Cork University Hospital Apologise for Death of Michael Apology from HSE

Cork University Hospital and the HSE have apologised unreservedly following the tragic death of Michael Feeney. He was a part-time farmer who worked with Teagasc.  Mr. Feeny suffered an injury while tree felling resulting in a fractured hip. He was admitted to CUH at 10pm on April 9th, 2017. After admittance he was kept overnight in a wheelchair and following this, in the morning was moved toCork University Hospital a trolley. The doctors reviewed his case and they decided he needed surgery but because of time constraints, he would have to wait till Monday.  He received a bed at 7pm on April 11th nearly two full days after admission. He later developed a blood clot and died following a cardiac arrest at 5pm on April 12th.

Cork University Hospital subsequently admitted liability for negligently handling Mr.Feeneys injuries especially in the delay surrounding his surgery. The HSE made an unreserved apology as mentioned above and they carried out a “systems analysis“. They did this in subsequent to a settlement for €95,000. His brother John said  “The family are deeply saddened by what happened in hospital and we are so glad to have an apology. We hope that such a tragedy will never happen again.”

Cork University Hospital: Admitting Liability

It is clear from Mr.Feeney’s case that an apology is very beneficial in providing relief to a family under unimaginable stress. Unfortunately for most people, the HSE has been reluctant to apologise or admit fault even in clear-cut cases. It is something that can be seen often, the HSE refuses to acknowledge blame and the words “I am sorry” stick in their throats. They have received numerous criticisms in high profile Obstetric Injury cases by the Judiciary. In many of these cases, liability was clear-cut as in the Feeney case, however, the HSE still delayed. It is difficult enough to deal with the stress of bringing a legal claim, even more so in cases where parents are caring for a child with additional needs. This tactic is clearly only to deter parents from bringing legal actions.  It causes distress to victims and their families a point made frequently by Judges.

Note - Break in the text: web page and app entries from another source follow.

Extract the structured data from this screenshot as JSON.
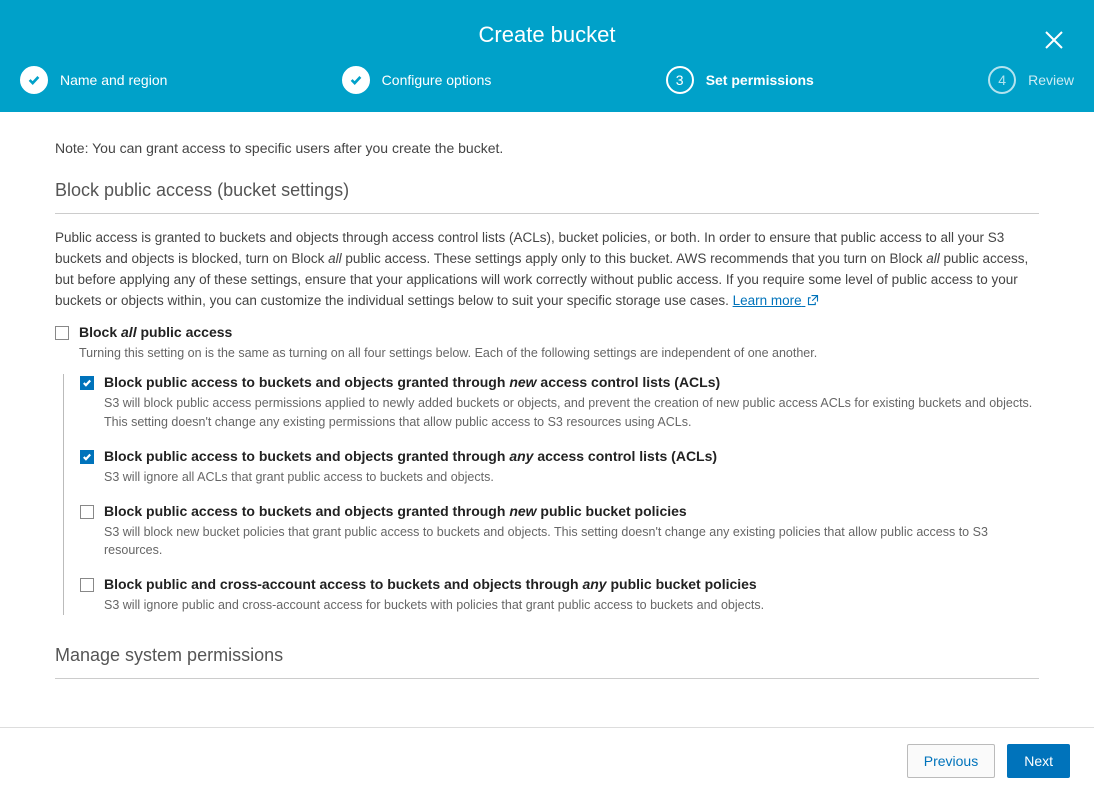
{
  "header": {
    "title": "Create bucket"
  },
  "steps": {
    "s1": {
      "label": "Name and region"
    },
    "s2": {
      "label": "Configure options"
    },
    "s3": {
      "label": "Set permissions",
      "num": "3"
    },
    "s4": {
      "label": "Review",
      "num": "4"
    }
  },
  "note": "Note: You can grant access to specific users after you create the bucket.",
  "blockPublic": {
    "title": "Block public access (bucket settings)",
    "desc_pre": "Public access is granted to buckets and objects through access control lists (ACLs), bucket policies, or both. In order to ensure that public access to all your S3 buckets and objects is blocked, turn on Block ",
    "desc_em1": "all",
    "desc_mid": " public access. These settings apply only to this bucket. AWS recommends that you turn on Block ",
    "desc_em2": "all",
    "desc_post": " public access, but before applying any of these settings, ensure that your applications will work correctly without public access. If you require some level of public access to your buckets or objects within, you can customize the individual settings below to suit your specific storage use cases. ",
    "learn_more": "Learn more",
    "master": {
      "label_pre": "Block ",
      "label_em": "all",
      "label_post": " public access",
      "sub": "Turning this setting on is the same as turning on all four settings below. Each of the following settings are independent of one another."
    },
    "c1": {
      "checked": true,
      "label_pre": "Block public access to buckets and objects granted through ",
      "label_em": "new",
      "label_post": " access control lists (ACLs)",
      "sub": "S3 will block public access permissions applied to newly added buckets or objects, and prevent the creation of new public access ACLs for existing buckets and objects. This setting doesn't change any existing permissions that allow public access to S3 resources using ACLs."
    },
    "c2": {
      "checked": true,
      "label_pre": "Block public access to buckets and objects granted through ",
      "label_em": "any",
      "label_post": " access control lists (ACLs)",
      "sub": "S3 will ignore all ACLs that grant public access to buckets and objects."
    },
    "c3": {
      "checked": false,
      "label_pre": "Block public access to buckets and objects granted through ",
      "label_em": "new",
      "label_post": " public bucket policies",
      "sub": "S3 will block new bucket policies that grant public access to buckets and objects. This setting doesn't change any existing policies that allow public access to S3 resources."
    },
    "c4": {
      "checked": false,
      "label_pre": "Block public and cross-account access to buckets and objects through ",
      "label_em": "any",
      "label_post": " public bucket policies",
      "sub": "S3 will ignore public and cross-account access for buckets with policies that grant public access to buckets and objects."
    }
  },
  "manageSystem": {
    "title": "Manage system permissions"
  },
  "footer": {
    "previous": "Previous",
    "next": "Next"
  }
}
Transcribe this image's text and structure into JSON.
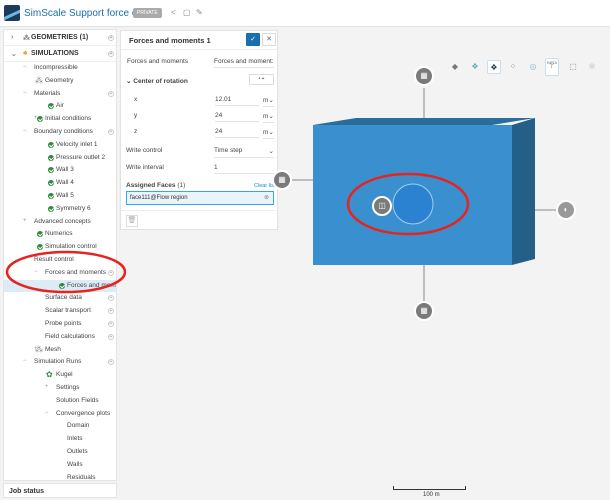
{
  "header": {
    "title": "SimScale Support force on ball",
    "badge": "PRIVATE"
  },
  "sidebar": {
    "geometries": "GEOMETRIES (1)",
    "simulations": "SIMULATIONS",
    "tree": [
      {
        "label": "Incompressible",
        "x": 30,
        "tog": "-"
      },
      {
        "label": "Geometry",
        "x": 41,
        "icon": "geometry"
      },
      {
        "label": "Materials",
        "x": 30,
        "tog": "-",
        "plus": true
      },
      {
        "label": "Air",
        "x": 52,
        "check": true
      },
      {
        "label": "Initial conditions",
        "x": 41,
        "check": true,
        "tog": "+"
      },
      {
        "label": "Boundary conditions",
        "x": 30,
        "tog": "-",
        "plus": true
      },
      {
        "label": "Velocity inlet 1",
        "x": 52,
        "check": true
      },
      {
        "label": "Pressure outlet 2",
        "x": 52,
        "check": true
      },
      {
        "label": "Wall 3",
        "x": 52,
        "check": true
      },
      {
        "label": "Wall 4",
        "x": 52,
        "check": true
      },
      {
        "label": "Wall 5",
        "x": 52,
        "check": true
      },
      {
        "label": "Symmetry 6",
        "x": 52,
        "check": true
      },
      {
        "label": "Advanced concepts",
        "x": 30,
        "tog": "+"
      },
      {
        "label": "Numerics",
        "x": 41,
        "check": true
      },
      {
        "label": "Simulation control",
        "x": 41,
        "check": true
      },
      {
        "label": "Result control",
        "x": 30,
        "tog": "-"
      },
      {
        "label": "Forces and moments",
        "x": 41,
        "tog": "-",
        "plus": true
      },
      {
        "label": "Forces and mom...",
        "x": 63,
        "check": true,
        "selected": true
      },
      {
        "label": "Surface data",
        "x": 41,
        "plus": true
      },
      {
        "label": "Scalar transport",
        "x": 41,
        "plus": true
      },
      {
        "label": "Probe points",
        "x": 41,
        "plus": true
      },
      {
        "label": "Field calculations",
        "x": 41,
        "plus": true
      },
      {
        "label": "Mesh",
        "x": 41,
        "icon": "mesh",
        "tog": "+"
      },
      {
        "label": "Simulation Runs",
        "x": 30,
        "tog": "-",
        "plus": true
      },
      {
        "label": "Kugel",
        "x": 52,
        "icon": "run",
        "tog": "-"
      },
      {
        "label": "Settings",
        "x": 52,
        "tog": "+"
      },
      {
        "label": "Solution Fields",
        "x": 52
      },
      {
        "label": "Convergence plots",
        "x": 52,
        "tog": "-"
      },
      {
        "label": "Domain",
        "x": 63
      },
      {
        "label": "Inlets",
        "x": 63
      },
      {
        "label": "Outlets",
        "x": 63
      },
      {
        "label": "Walls",
        "x": 63
      },
      {
        "label": "Residuals",
        "x": 63
      }
    ],
    "job_status": "Job status"
  },
  "panel": {
    "title": "Forces and moments 1",
    "type_label": "Forces and moments",
    "type_value": "Forces and moment:",
    "cor_label": "Center of rotation",
    "x_label": "x",
    "x_value": "12.01",
    "y_label": "y",
    "y_value": "24",
    "z_label": "z",
    "z_value": "24",
    "unit": "m",
    "write_control_label": "Write control",
    "write_control_value": "Time step",
    "write_interval_label": "Write interval",
    "write_interval_value": "1",
    "assigned_label": "Assigned Faces",
    "assigned_count": "(1)",
    "clear_list": "Clear list",
    "face": "face111@Flow region"
  },
  "viewport": {
    "beta": "BETA",
    "scale_label": "100 m"
  },
  "colors": {
    "accent": "#1a6fb0",
    "box_front": "#3a8fcf",
    "box_top": "#2a6d9c",
    "box_side": "#245f88",
    "annotation": "#e52420"
  }
}
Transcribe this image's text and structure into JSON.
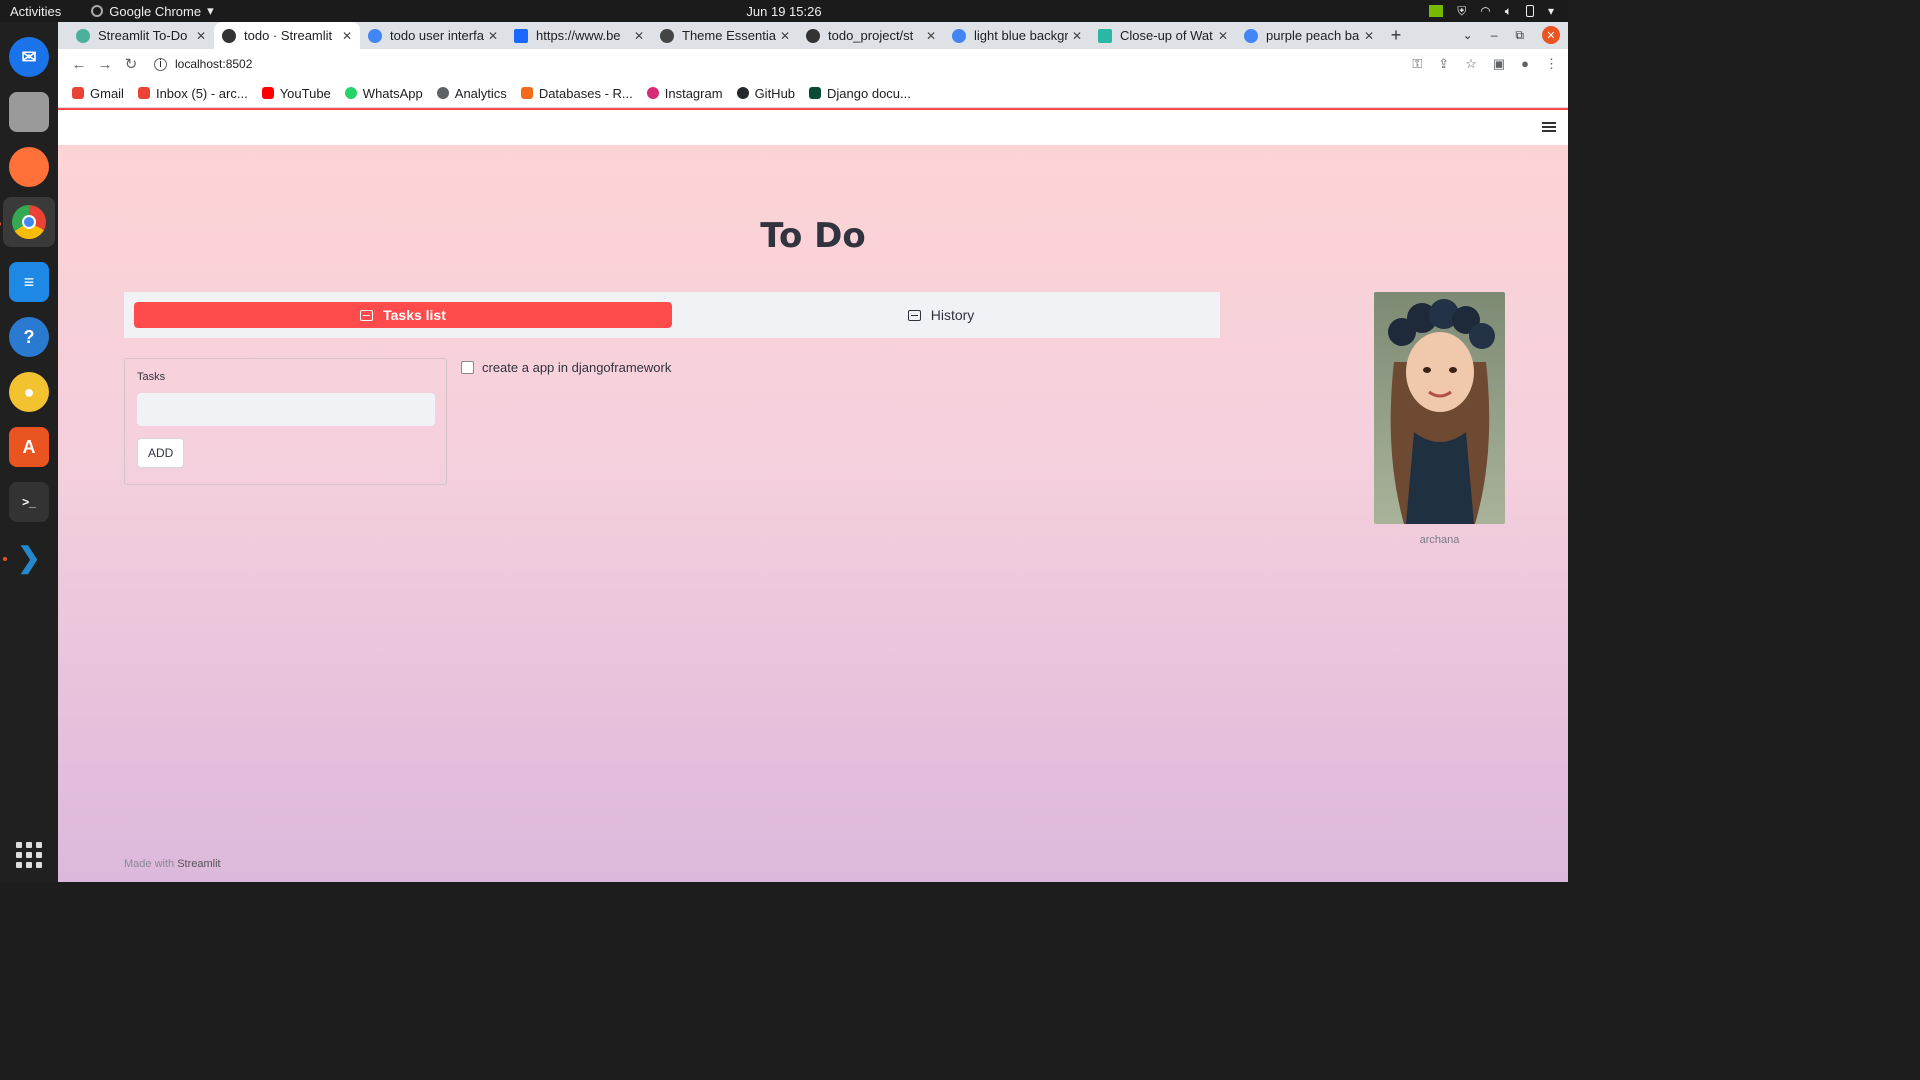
{
  "system": {
    "activities": "Activities",
    "app_menu": "Google Chrome",
    "clock": "Jun 19  15:26"
  },
  "browser": {
    "tabs": [
      {
        "title": "Streamlit To-Do",
        "fav": "#4ab19a"
      },
      {
        "title": "todo · Streamlit",
        "fav": "#333333"
      },
      {
        "title": "todo user interfa",
        "fav": "#4285f4"
      },
      {
        "title": "https://www.be",
        "fav": "#1769ff"
      },
      {
        "title": "Theme Essential",
        "fav": "#444444"
      },
      {
        "title": "todo_project/st",
        "fav": "#333333"
      },
      {
        "title": "light blue backgr",
        "fav": "#4285f4"
      },
      {
        "title": "Close-up of Wat",
        "fav": "#2bb7a3"
      },
      {
        "title": "purple peach ba",
        "fav": "#4285f4"
      }
    ],
    "url": "localhost:8502",
    "bookmarks": [
      {
        "label": "Gmail",
        "color": "#ea4335"
      },
      {
        "label": "Inbox (5) - arc...",
        "color": "#ea4335"
      },
      {
        "label": "YouTube",
        "color": "#ff0000"
      },
      {
        "label": "WhatsApp",
        "color": "#25d366"
      },
      {
        "label": "Analytics",
        "color": "#5f6368"
      },
      {
        "label": "Databases - R...",
        "color": "#f26b1d"
      },
      {
        "label": "Instagram",
        "color": "#d62976"
      },
      {
        "label": "GitHub",
        "color": "#24292e"
      },
      {
        "label": "Django docu...",
        "color": "#0c4b33"
      }
    ]
  },
  "app": {
    "title": "To Do",
    "tabs": {
      "tasks": "Tasks list",
      "history": "History"
    },
    "form": {
      "label": "Tasks",
      "value": "",
      "add_label": "ADD"
    },
    "tasks": [
      {
        "label": "create a app in djangoframework",
        "checked": false
      }
    ],
    "image_caption": "archana",
    "footer_prefix": "Made with",
    "footer_brand": "Streamlit",
    "accent": "#ff4b4b"
  }
}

Apologies and the Law

A new Voluntary Open Disclosure Scheme has been enacted by the Government. Doctors can now make apologies under the legislation which cannot be taken as an admission of liability. Further to this, disclosures of accidents are not taken as admissions of fault. This could be regarded as aCork University Hospital positive step if not for their policy of fighting every case to the last. The idea behind the legislation would seem to be to allow the HSE to appear less heartless. The issue, therefore, is that there is no incentive for them to apologise or disclose. They do not have the form in these cases for the new law to be encouraging. Recent revelations in relation to cervical smear tests have only confirmed these suspicions.

Numerous commentators have recommended that disclosures of accidents should be mandatory and admissible. Given the recent smear test scandal mentioned above, this seems like the only reasonable option.